[[ Material to process, beginning ]]
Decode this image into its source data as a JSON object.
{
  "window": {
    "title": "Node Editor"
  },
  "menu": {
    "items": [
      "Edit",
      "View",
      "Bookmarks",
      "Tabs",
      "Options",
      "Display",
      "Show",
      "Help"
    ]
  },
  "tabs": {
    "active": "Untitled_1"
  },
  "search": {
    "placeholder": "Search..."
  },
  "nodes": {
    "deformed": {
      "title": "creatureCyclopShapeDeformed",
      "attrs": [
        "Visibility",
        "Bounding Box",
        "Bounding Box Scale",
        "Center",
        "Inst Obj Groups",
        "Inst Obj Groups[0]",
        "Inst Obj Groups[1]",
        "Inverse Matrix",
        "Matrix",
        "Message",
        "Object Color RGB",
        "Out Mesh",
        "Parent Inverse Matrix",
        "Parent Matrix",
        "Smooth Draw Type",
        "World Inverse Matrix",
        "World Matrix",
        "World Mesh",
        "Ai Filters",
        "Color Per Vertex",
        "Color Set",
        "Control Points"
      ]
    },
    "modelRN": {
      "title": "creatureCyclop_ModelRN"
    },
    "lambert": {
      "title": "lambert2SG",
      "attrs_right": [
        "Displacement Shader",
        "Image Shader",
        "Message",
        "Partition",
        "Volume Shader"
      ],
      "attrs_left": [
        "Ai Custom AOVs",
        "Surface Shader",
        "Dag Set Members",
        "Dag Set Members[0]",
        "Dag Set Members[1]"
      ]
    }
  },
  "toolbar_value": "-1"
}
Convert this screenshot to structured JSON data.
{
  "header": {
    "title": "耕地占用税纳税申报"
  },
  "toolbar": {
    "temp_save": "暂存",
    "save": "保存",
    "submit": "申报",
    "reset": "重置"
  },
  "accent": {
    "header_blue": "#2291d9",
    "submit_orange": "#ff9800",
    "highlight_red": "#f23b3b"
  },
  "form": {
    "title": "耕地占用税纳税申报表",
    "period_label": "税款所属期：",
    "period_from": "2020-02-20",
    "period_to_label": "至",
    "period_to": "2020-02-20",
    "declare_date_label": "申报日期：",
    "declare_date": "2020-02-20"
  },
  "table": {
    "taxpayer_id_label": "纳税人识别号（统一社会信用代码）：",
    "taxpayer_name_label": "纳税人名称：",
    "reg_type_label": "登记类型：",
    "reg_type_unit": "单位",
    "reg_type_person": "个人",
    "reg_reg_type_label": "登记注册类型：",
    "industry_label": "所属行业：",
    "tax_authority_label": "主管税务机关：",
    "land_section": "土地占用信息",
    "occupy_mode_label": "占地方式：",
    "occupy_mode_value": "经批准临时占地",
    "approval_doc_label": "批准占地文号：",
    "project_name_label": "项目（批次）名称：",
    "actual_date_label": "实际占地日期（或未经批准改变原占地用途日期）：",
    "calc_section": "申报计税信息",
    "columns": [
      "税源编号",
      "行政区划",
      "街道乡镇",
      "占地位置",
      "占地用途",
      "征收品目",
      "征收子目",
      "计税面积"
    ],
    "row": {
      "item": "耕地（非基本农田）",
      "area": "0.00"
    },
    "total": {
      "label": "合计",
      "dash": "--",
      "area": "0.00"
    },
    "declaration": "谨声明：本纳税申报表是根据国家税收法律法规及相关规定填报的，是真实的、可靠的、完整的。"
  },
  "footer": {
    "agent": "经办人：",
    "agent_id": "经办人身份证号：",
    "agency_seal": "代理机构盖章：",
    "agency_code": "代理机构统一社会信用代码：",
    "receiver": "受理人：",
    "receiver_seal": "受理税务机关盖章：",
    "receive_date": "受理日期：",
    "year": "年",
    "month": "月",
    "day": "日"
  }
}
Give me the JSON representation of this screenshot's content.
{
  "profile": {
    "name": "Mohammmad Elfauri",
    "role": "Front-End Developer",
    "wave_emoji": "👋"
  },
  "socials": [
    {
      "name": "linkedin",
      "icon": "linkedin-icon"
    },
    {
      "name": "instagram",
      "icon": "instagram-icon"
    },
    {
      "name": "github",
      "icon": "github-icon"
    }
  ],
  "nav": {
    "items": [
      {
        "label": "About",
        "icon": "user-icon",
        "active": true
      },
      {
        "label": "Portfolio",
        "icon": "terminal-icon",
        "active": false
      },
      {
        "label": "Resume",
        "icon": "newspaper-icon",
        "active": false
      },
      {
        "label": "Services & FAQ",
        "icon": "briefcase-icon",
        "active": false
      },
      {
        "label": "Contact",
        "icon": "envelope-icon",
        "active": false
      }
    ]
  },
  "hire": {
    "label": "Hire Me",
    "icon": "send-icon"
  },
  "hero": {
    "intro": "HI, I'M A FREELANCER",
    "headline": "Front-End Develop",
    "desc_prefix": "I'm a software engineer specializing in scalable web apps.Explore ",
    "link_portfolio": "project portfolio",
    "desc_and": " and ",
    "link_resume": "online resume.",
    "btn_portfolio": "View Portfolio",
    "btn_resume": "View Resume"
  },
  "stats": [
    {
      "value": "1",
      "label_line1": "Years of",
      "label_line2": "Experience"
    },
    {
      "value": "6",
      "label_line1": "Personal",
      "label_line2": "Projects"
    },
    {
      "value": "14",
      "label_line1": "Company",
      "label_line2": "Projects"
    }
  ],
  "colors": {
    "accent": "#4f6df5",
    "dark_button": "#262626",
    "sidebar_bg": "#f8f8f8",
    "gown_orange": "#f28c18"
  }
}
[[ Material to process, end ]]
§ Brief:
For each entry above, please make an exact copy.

§ Answer area:
Decode this image into its source data as a JSON object.
{
  "window": {
    "title": "Node Editor"
  },
  "menu": {
    "items": [
      "Edit",
      "View",
      "Bookmarks",
      "Tabs",
      "Options",
      "Display",
      "Show",
      "Help"
    ]
  },
  "tabs": {
    "active": "Untitled_1"
  },
  "search": {
    "placeholder": "Search..."
  },
  "nodes": {
    "deformed": {
      "title": "creatureCyclopShapeDeformed",
      "attrs": [
        "Visibility",
        "Bounding Box",
        "Bounding Box Scale",
        "Center",
        "Inst Obj Groups",
        "Inst Obj Groups[0]",
        "Inst Obj Groups[1]",
        "Inverse Matrix",
        "Matrix",
        "Message",
        "Object Color RGB",
        "Out Mesh",
        "Parent Inverse Matrix",
        "Parent Matrix",
        "Smooth Draw Type",
        "World Inverse Matrix",
        "World Matrix",
        "World Mesh",
        "Ai Filters",
        "Color Per Vertex",
        "Color Set",
        "Control Points"
      ]
    },
    "modelRN": {
      "title": "creatureCyclop_ModelRN"
    },
    "lambert": {
      "title": "lambert2SG",
      "attrs_right": [
        "Displacement Shader",
        "Image Shader",
        "Message",
        "Partition",
        "Volume Shader"
      ],
      "attrs_left": [
        "Ai Custom AOVs",
        "Surface Shader",
        "Dag Set Members",
        "Dag Set Members[0]",
        "Dag Set Members[1]"
      ]
    }
  },
  "toolbar_value": "-1"
}
Convert this screenshot to structured JSON data.
{
  "header": {
    "title": "耕地占用税纳税申报"
  },
  "toolbar": {
    "temp_save": "暂存",
    "save": "保存",
    "submit": "申报",
    "reset": "重置"
  },
  "accent": {
    "header_blue": "#2291d9",
    "submit_orange": "#ff9800",
    "highlight_red": "#f23b3b"
  },
  "form": {
    "title": "耕地占用税纳税申报表",
    "period_label": "税款所属期：",
    "period_from": "2020-02-20",
    "period_to_label": "至",
    "period_to": "2020-02-20",
    "declare_date_label": "申报日期：",
    "declare_date": "2020-02-20"
  },
  "table": {
    "taxpayer_id_label": "纳税人识别号（统一社会信用代码）：",
    "taxpayer_name_label": "纳税人名称：",
    "reg_type_label": "登记类型：",
    "reg_type_unit": "单位",
    "reg_type_person": "个人",
    "reg_reg_type_label": "登记注册类型：",
    "industry_label": "所属行业：",
    "tax_authority_label": "主管税务机关：",
    "land_section": "土地占用信息",
    "occupy_mode_label": "占地方式：",
    "occupy_mode_value": "经批准临时占地",
    "approval_doc_label": "批准占地文号：",
    "project_name_label": "项目（批次）名称：",
    "actual_date_label": "实际占地日期（或未经批准改变原占地用途日期）：",
    "calc_section": "申报计税信息",
    "columns": [
      "税源编号",
      "行政区划",
      "街道乡镇",
      "占地位置",
      "占地用途",
      "征收品目",
      "征收子目",
      "计税面积"
    ],
    "row": {
      "item": "耕地（非基本农田）",
      "area": "0.00"
    },
    "total": {
      "label": "合计",
      "dash": "--",
      "area": "0.00"
    },
    "declaration": "谨声明：本纳税申报表是根据国家税收法律法规及相关规定填报的，是真实的、可靠的、完整的。"
  },
  "footer": {
    "agent": "经办人：",
    "agent_id": "经办人身份证号：",
    "agency_seal": "代理机构盖章：",
    "agency_code": "代理机构统一社会信用代码：",
    "receiver": "受理人：",
    "receiver_seal": "受理税务机关盖章：",
    "receive_date": "受理日期：",
    "year": "年",
    "month": "月",
    "day": "日"
  }
}
Give me the JSON representation of this screenshot's content.
{
  "profile": {
    "name": "Mohammmad Elfauri",
    "role": "Front-End Developer",
    "wave_emoji": "👋"
  },
  "socials": [
    {
      "name": "linkedin",
      "icon": "linkedin-icon"
    },
    {
      "name": "instagram",
      "icon": "instagram-icon"
    },
    {
      "name": "github",
      "icon": "github-icon"
    }
  ],
  "nav": {
    "items": [
      {
        "label": "About",
        "icon": "user-icon",
        "active": true
      },
      {
        "label": "Portfolio",
        "icon": "terminal-icon",
        "active": false
      },
      {
        "label": "Resume",
        "icon": "newspaper-icon",
        "active": false
      },
      {
        "label": "Services & FAQ",
        "icon": "briefcase-icon",
        "active": false
      },
      {
        "label": "Contact",
        "icon": "envelope-icon",
        "active": false
      }
    ]
  },
  "hire": {
    "label": "Hire Me",
    "icon": "send-icon"
  },
  "hero": {
    "intro": "HI, I'M A FREELANCER",
    "headline": "Front-End Develop",
    "desc_prefix": "I'm a software engineer specializing in scalable web apps.Explore ",
    "link_portfolio": "project portfolio",
    "desc_and": " and ",
    "link_resume": "online resume.",
    "btn_portfolio": "View Portfolio",
    "btn_resume": "View Resume"
  },
  "stats": [
    {
      "value": "1",
      "label_line1": "Years of",
      "label_line2": "Experience"
    },
    {
      "value": "6",
      "label_line1": "Personal",
      "label_line2": "Projects"
    },
    {
      "value": "14",
      "label_line1": "Company",
      "label_line2": "Projects"
    }
  ],
  "colors": {
    "accent": "#4f6df5",
    "dark_button": "#262626",
    "sidebar_bg": "#f8f8f8",
    "gown_orange": "#f28c18"
  }
}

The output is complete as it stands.